Children of Earth and Sky by Guy Gavriel Kay, New American Library, 2016, $27, ISBN 978-0-451-47296-0  

The author of this new historical fantasy has previously proven his ability to create a believable vision of the past, although one in which the laws of nature arenít exactly the same as those of our world and the course of events is different. This one is set in one of those alternate pasts, one in which a powerful khalif has dispatched an army to seize control of one of the main passages into Europe. A handful of characters are caught up in the growing tension as the war threatens to break out and it is their story rather than the greater conflict that concerns us here. I have always been impressed by Kayís ability to create characters who actually seem to be people, with conflicting motives, self doubts, but the ability to find the courage within themselves when it is necessary to do so. This is almost certainly going to be one of the major fantasy novels of 2016. 5/1/16

Fall of Light by Steven Erikson, Tor, 2016, $29.99, ISBN 978-0-7653-2357-6

This is the second in the Kharkanas trilogy, which is set in the same universe as the author's Malazan series, but much earlier in time. The land has been plunged into civil war but the rebels against the repressive ruler are on the ropes, their leadership scattered and their resources failing.
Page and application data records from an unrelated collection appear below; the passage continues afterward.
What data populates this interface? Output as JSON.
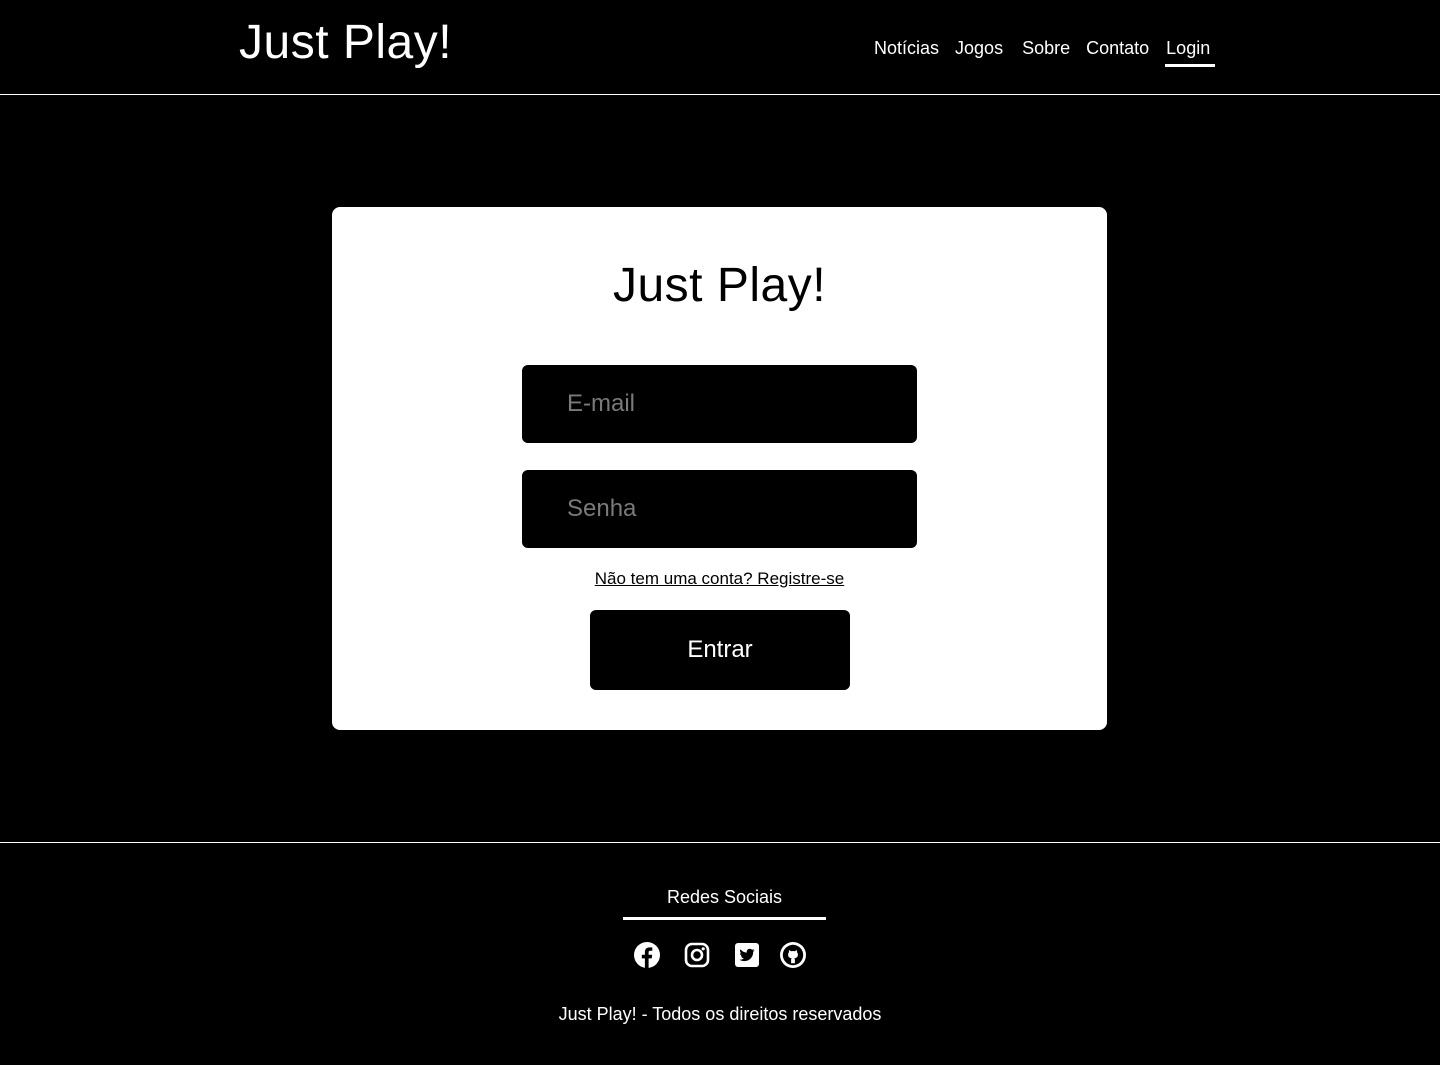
{
  "header": {
    "brand": "Just Play!",
    "nav": [
      {
        "label": "Notícias"
      },
      {
        "label": "Jogos"
      },
      {
        "label": "Sobre"
      },
      {
        "label": "Contato"
      },
      {
        "label": "Login",
        "active": true
      }
    ]
  },
  "login_card": {
    "title": "Just Play!",
    "email_placeholder": "E-mail",
    "email_value": "",
    "password_placeholder": "Senha",
    "password_value": "",
    "register_link": "Não tem uma conta? Registre-se",
    "submit_label": "Entrar"
  },
  "footer": {
    "social_heading": "Redes Sociais",
    "social_icons": [
      "facebook-icon",
      "instagram-icon",
      "twitter-icon",
      "github-icon"
    ],
    "copyright": "Just Play! - Todos os direitos reservados"
  },
  "colors": {
    "background": "#000000",
    "card": "#ffffff",
    "text_light": "#ffffff",
    "placeholder": "#7a7a7a"
  }
}
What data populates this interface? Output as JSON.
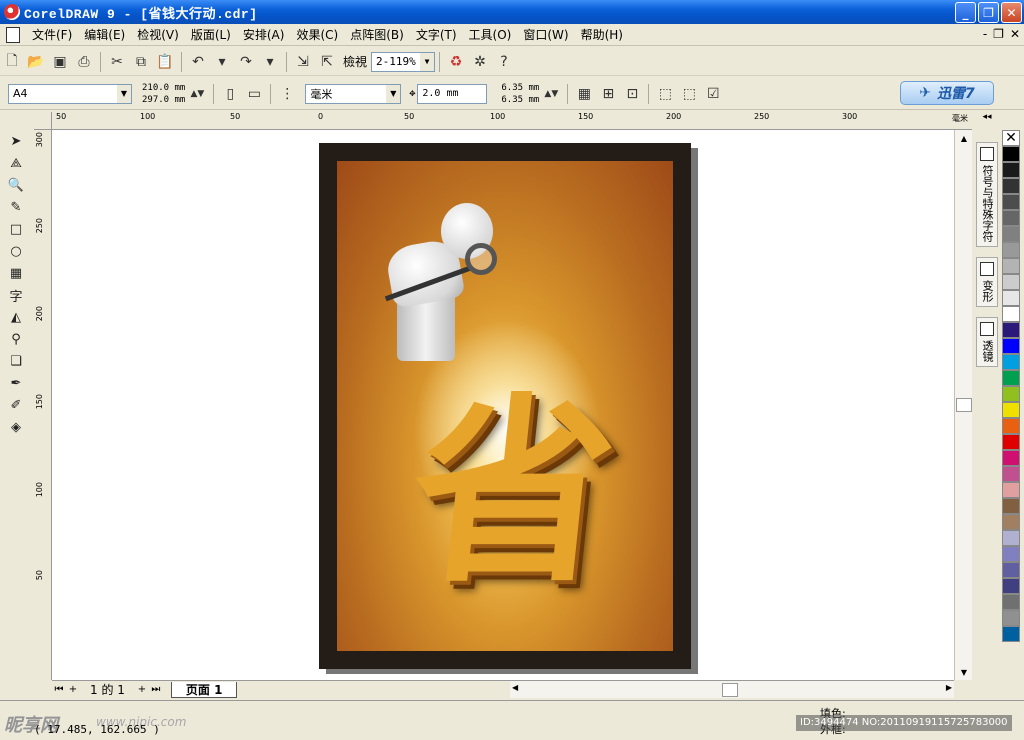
{
  "titlebar": {
    "title": "CorelDRAW 9 - [省钱大行动.cdr]",
    "minimize": "_",
    "restore": "❐",
    "close": "✕"
  },
  "menubar": {
    "items": [
      "文件(F)",
      "编辑(E)",
      "检视(V)",
      "版面(L)",
      "安排(A)",
      "效果(C)",
      "点阵图(B)",
      "文字(T)",
      "工具(O)",
      "窗口(W)",
      "帮助(H)"
    ],
    "mdi": [
      "-",
      "❐",
      "✕"
    ]
  },
  "toolbar1": {
    "zoom_label": "檢視",
    "zoom_value": "2-119%"
  },
  "toolbar2": {
    "paper_size": "A4",
    "width": "210.0 mm",
    "height": "297.0 mm",
    "units": "毫米",
    "nudge": "2.0 mm",
    "dup_x": "6.35 mm",
    "dup_y": "6.35 mm",
    "xunlei_label": "迅雷7"
  },
  "ruler": {
    "unit": "毫米",
    "h_ticks": [
      "50",
      "100",
      "50",
      "0",
      "50",
      "100",
      "150",
      "200",
      "250",
      "300"
    ],
    "v_ticks": [
      "300",
      "250",
      "200",
      "150",
      "100",
      "50"
    ]
  },
  "poster": {
    "main_char": "省"
  },
  "dockers": {
    "tabs": [
      "符号与特殊字符",
      "变形",
      "透镜"
    ]
  },
  "palette": {
    "colors": [
      "#000000",
      "#1a1a1a",
      "#333333",
      "#4d4d4d",
      "#666666",
      "#808080",
      "#999999",
      "#b3b3b3",
      "#cccccc",
      "#e6e6e6",
      "#ffffff",
      "#2b1a7a",
      "#0000ff",
      "#00a0e0",
      "#00a050",
      "#90c020",
      "#f0e000",
      "#e86010",
      "#e00000",
      "#d01070",
      "#c05090",
      "#e0a0a0",
      "#806040",
      "#a08060",
      "#b0b0d0",
      "#8080c0",
      "#6060a0",
      "#404080",
      "#707070",
      "#909090",
      "#0060a0"
    ]
  },
  "pagebar": {
    "count": "1 的 1",
    "page_tab": "页面 1"
  },
  "statusbar": {
    "coords": "( 17.485, 162.665 )",
    "fill_label": "填色:",
    "outline_label": "外框:",
    "watermark": "昵享网",
    "watermark_url": "www.nipic.com",
    "image_id": "ID:3494474 NO:20110919115725783000"
  }
}
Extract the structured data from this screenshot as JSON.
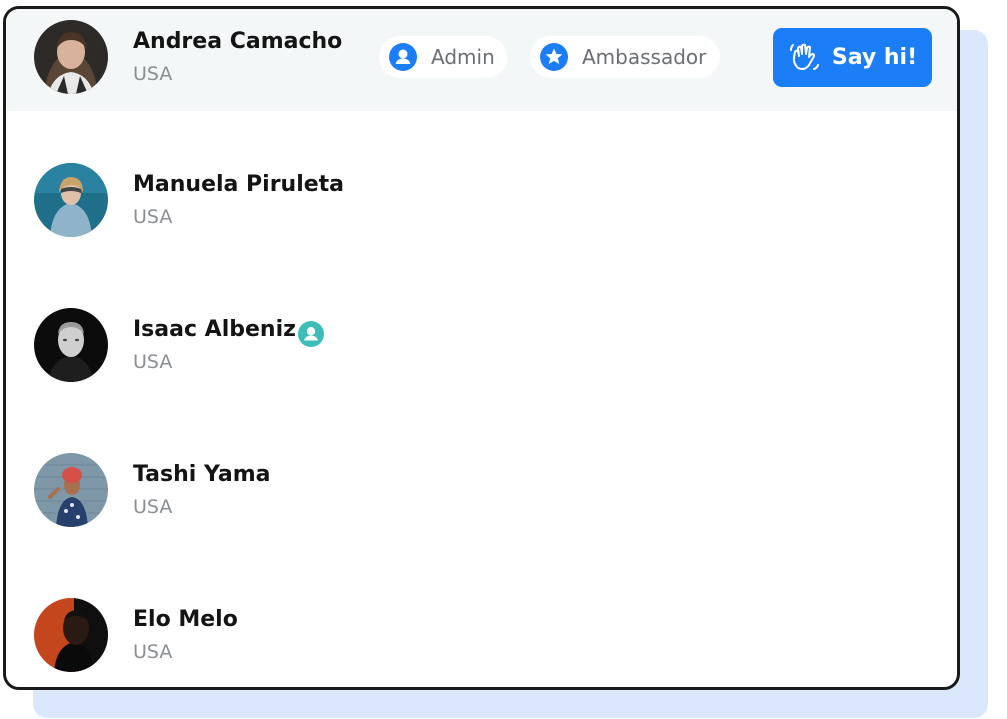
{
  "colors": {
    "accent": "#1b7ef7",
    "verified": "#3ebdb8",
    "highlight_row": "#f4f7f7",
    "shadow_card": "#dbe8fb"
  },
  "members": [
    {
      "name": "Andrea Camacho",
      "country": "USA",
      "avatar": "portrait-photo",
      "badges": [
        {
          "label": "Admin",
          "icon": "user-circle-icon"
        },
        {
          "label": "Ambassador",
          "icon": "star-circle-icon"
        }
      ],
      "action": {
        "label": "Say hi!",
        "icon": "waving-hand-icon"
      }
    },
    {
      "name": "Manuela Piruleta",
      "country": "USA",
      "avatar": "portrait-photo"
    },
    {
      "name": "Isaac Albeniz",
      "country": "USA",
      "avatar": "portrait-photo",
      "verified_icon": "user-circle-icon"
    },
    {
      "name": "Tashi Yama",
      "country": "USA",
      "avatar": "portrait-photo"
    },
    {
      "name": "Elo Melo",
      "country": "USA",
      "avatar": "portrait-photo"
    }
  ]
}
In addition to the military struggle, there are political maneuvers which, unfortunately, involve some very dangerous sorcerous powers. Even outside the main battle lines, chaos seems to be growing as the large cast of characters congeals into several competing conglomerations. The complexity of the situation - not to mention the plot - threatens to lead to a complete breakdown of order. This is the middle volume, traditionally the weakest, but I found it more engrossing than the first. Erikson ratchets up the tension skillfully and sets the stage for the third. I strongly suggest reading Forge of Darkness first. You could probably follow this one without having done so, but it would be a chore. It's also quite long and meaty - I spent two full days on it. 4/18/16

Hellknight by Liane Merciel, Tor, 2016, $14.99, ISBN 978-0-7653-7548-3

 This is the latest Pathfinder tie-in novel, although like the others it is more generic sword and sorcery adventure and not really specific to the game, so you donít need to be familiar with it. This one involves the Hellknights, who are a kind of quasi-official police force who use magic and brutality to ensure that no one breaks the law on their watch. The protagonist is an investigator for this organization who believes in its methods and purpose, but who begins to question things while pursuing a magically empowered serial killer. It even appears that others in her organization may be covering up for the killer. I liked the police procedural intermixture in this one, and Iíve liked the previous books Iíve read by this author, so I was expecting Ė and found Ė an entertaining story. 4/5/6